3 Blog posts to say “Hey I’m running on my site load balanced using ARR”. This is the third and hopefully last blog post for tonight. I posted two other posts tonight:
- Discusses the first stage of Applied Innovations Cloud Initiative.
- Discusses ARR & Load balancing.
All of this was to explain how I’m running my website currently (which I tend to test everything on first so I break it a lot but you have to break eggs to make cake, right?).
ARR or Application Request Routing is a new extension to IIS7 that allows you to turn a Windows Server (or VPS as in my case) into an Application Aware Load Balancer with such features as offloading compression and SSL encryption!
How I’m running JessCoburn.com
For the past year and a half, JessCoburn.com has (and continues to) run on a shared web hosting server that runs IIS7 on top of Windows Server 2008. My site is treated identically to how my customers sites are treated as I firmly believe in eating your own dog food (no not ALPO but using the same services you sell). The site makes use of FastCGI to run the PHP engine and backends to a shared MySQL server. All of our shared web servers connect to the SQL servers via a private dedicated gigabit network for optimal performance. In addition, I make use of expiry headers for output caching of my images and also use the wordpress plugin supercache to reduce my reliance on MySQL queries so my pages render faster. So that’s why it’s been fast, I think you’d agree that’s pretty well optimized for a Windows shared hosting website (same thing you could for as little as $8.33 a month with one of our Windows hosting accounts.. Sure it’s optimized but there’s still a problem.
What’s the problem with JessCoburn.com?
The problem is my web site runs on a single web server. This means if there’s maintenance on the box (don’t worry we do this during load traffic times) there’s still potentially downtime. This also means if my site ever gets popular enough to make the first page of DIGG or REDDIT (use those social bookmarks please) then no matter how much I optimize my site on that one web server, I could have a problem… These are the trade-offs we accept with shared hosting (today).
But what if, I could run JessCoburn.com on multiple web servers and load balance them? Yeah who’s going to go out and spend 20K to load balance his little wordpress blog (the profit margins aren’t that good you know). Well thanks to our own cloud computing initiative and the good folks on the IIS Team at Microsoft I can do just that for peanuts!

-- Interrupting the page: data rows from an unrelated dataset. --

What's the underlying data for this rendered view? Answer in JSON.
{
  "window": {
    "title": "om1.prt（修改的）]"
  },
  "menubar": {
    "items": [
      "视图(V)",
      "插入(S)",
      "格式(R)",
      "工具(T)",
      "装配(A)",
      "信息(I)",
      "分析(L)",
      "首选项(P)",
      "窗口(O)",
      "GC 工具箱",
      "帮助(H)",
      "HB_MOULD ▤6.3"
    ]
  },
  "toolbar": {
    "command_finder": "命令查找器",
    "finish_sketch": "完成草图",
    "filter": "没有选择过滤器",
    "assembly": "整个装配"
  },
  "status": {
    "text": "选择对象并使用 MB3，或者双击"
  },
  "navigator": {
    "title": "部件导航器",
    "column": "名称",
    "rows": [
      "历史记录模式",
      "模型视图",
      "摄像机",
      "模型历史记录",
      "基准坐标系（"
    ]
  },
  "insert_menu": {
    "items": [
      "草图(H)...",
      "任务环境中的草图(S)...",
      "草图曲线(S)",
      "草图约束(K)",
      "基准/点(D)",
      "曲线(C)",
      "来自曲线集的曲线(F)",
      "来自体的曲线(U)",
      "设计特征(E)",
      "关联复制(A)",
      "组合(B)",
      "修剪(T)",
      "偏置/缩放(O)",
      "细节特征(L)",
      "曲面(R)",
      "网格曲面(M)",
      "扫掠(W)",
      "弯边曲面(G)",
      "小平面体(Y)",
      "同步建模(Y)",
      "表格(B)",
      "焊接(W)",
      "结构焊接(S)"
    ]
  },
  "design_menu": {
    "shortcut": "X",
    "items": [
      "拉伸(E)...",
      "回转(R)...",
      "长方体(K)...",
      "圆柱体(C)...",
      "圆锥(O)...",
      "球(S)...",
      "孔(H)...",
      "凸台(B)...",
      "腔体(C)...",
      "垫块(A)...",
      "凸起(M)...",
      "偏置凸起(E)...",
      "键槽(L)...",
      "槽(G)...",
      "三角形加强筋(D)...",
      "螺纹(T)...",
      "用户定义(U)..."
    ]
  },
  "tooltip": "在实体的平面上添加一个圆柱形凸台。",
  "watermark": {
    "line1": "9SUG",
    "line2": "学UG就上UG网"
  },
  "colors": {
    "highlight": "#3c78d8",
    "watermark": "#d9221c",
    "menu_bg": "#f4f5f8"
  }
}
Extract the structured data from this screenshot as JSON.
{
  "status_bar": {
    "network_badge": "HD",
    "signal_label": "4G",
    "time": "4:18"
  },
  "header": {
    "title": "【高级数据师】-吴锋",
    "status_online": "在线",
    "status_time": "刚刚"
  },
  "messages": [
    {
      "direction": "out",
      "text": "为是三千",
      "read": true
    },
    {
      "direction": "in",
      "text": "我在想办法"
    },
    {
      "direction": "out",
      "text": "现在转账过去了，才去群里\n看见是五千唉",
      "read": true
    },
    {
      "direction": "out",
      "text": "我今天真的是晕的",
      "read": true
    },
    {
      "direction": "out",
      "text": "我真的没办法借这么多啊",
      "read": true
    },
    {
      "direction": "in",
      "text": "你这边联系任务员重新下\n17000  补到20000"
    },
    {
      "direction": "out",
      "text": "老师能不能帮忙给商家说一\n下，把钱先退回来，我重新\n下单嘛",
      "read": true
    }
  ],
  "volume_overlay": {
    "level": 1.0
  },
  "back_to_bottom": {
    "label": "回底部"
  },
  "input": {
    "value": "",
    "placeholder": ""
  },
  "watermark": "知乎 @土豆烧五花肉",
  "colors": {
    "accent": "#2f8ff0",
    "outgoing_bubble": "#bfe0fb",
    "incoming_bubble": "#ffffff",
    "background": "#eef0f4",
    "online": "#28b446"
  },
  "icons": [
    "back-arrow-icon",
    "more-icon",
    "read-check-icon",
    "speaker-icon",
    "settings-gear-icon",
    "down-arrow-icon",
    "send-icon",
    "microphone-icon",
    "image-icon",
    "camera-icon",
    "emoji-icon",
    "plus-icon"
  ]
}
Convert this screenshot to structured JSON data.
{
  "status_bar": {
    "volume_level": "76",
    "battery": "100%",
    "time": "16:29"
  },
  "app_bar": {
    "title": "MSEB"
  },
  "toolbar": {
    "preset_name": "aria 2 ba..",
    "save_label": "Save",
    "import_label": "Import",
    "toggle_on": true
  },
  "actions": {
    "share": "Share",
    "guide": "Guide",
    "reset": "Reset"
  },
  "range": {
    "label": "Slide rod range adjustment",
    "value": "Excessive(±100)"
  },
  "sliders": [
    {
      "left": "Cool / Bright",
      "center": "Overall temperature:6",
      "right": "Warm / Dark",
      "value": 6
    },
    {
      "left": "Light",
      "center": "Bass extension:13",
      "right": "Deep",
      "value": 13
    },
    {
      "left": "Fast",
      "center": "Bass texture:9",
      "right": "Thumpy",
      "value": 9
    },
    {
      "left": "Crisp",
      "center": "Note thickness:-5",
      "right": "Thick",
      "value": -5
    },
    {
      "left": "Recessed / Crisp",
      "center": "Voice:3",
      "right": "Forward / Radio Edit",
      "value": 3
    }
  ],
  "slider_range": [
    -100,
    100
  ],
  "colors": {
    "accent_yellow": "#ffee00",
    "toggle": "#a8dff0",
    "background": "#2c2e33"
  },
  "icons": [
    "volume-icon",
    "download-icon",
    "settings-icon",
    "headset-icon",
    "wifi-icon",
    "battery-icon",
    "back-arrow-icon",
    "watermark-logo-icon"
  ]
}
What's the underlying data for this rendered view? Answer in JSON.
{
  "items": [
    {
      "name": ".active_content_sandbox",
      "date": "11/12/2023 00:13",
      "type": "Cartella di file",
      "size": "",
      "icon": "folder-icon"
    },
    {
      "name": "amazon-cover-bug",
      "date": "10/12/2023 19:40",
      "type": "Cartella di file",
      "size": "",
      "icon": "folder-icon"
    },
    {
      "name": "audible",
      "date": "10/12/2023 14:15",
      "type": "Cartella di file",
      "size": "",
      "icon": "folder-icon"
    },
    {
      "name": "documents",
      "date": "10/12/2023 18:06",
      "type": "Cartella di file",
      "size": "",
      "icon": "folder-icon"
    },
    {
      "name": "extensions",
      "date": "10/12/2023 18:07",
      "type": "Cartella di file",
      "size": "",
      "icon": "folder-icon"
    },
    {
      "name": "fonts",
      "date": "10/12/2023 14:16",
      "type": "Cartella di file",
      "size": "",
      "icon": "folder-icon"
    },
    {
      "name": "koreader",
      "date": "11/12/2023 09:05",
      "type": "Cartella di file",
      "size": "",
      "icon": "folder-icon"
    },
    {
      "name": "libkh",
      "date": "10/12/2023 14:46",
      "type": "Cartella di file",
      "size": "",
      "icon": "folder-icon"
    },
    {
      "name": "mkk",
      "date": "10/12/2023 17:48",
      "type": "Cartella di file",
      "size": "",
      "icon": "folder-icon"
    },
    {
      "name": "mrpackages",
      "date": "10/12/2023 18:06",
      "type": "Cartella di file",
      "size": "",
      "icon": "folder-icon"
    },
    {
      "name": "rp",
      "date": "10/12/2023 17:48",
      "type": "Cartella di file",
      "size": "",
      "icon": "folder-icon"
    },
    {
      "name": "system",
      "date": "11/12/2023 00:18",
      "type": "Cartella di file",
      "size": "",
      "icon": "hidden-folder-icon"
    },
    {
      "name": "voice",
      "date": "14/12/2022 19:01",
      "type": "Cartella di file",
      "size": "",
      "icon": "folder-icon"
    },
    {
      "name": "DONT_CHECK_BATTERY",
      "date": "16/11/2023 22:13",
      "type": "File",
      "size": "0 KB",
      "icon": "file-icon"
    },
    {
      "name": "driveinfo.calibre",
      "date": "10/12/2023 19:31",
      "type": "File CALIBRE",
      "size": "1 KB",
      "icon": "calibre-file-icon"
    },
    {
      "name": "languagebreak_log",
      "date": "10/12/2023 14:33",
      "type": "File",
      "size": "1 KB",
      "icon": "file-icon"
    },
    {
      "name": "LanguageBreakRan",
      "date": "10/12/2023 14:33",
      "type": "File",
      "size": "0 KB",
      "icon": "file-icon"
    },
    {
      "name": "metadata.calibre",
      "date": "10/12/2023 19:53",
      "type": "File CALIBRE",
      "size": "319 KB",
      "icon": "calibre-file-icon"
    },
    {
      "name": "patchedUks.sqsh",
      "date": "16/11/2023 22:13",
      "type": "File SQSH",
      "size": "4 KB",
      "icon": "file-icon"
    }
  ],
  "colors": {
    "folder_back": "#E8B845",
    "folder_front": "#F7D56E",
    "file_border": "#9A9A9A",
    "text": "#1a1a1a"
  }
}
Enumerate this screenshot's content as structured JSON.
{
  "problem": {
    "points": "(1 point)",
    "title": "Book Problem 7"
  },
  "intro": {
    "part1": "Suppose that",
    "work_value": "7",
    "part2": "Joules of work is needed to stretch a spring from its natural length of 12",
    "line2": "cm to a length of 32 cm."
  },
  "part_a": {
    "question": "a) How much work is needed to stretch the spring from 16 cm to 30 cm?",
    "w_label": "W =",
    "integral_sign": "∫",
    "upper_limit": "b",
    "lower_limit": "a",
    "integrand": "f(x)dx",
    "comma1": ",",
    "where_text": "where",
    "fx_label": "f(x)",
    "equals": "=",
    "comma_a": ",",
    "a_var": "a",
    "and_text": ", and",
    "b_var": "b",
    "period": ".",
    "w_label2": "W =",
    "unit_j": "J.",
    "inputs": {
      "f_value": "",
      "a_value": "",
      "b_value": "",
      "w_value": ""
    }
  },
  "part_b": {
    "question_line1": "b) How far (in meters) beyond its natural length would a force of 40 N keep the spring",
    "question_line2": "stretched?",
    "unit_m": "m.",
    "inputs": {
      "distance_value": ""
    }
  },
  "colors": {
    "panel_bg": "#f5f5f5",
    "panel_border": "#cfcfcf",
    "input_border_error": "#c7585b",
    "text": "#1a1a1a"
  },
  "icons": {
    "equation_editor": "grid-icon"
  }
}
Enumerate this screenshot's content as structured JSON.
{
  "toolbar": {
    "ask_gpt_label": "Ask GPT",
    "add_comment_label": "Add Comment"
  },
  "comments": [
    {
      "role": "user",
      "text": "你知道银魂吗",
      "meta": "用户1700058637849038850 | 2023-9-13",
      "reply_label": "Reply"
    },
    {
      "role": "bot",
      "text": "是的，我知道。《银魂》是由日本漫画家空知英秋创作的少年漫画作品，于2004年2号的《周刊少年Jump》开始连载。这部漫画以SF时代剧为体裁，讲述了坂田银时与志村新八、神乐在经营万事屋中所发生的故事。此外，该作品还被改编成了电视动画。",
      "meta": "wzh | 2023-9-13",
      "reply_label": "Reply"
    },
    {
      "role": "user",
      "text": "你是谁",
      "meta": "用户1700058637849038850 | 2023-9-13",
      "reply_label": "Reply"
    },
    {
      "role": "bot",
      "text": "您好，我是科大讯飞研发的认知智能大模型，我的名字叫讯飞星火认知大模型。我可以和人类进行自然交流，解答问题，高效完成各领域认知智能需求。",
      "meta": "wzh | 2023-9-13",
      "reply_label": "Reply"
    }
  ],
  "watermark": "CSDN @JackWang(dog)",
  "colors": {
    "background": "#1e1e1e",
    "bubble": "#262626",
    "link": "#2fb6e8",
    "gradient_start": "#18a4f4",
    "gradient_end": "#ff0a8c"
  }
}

Today!
My new configuration
I have a Windows 2008 VPS running IIS7 with ARR 2.0 Beta 2 on it. It’s of course running on our High Availability Managed Windows VPS Hosting Cluster. I also have JessCoburn.com still running on the shared Windows Hosting server running on IIS7 and I setup another VPS server running on top of Virtuozzo running Windows 2003 and copied the site there. Just to show that you can route requests to any kind of server. Both servers back end to the same MySQL server.
All requests for JessCoburn.com come into the ARR server and it then proxies these requests between the Shared Server and the Win2003 VPS server. In the event one of the sites crashes, is down or has problems, ARR will redirect all requests to the other server.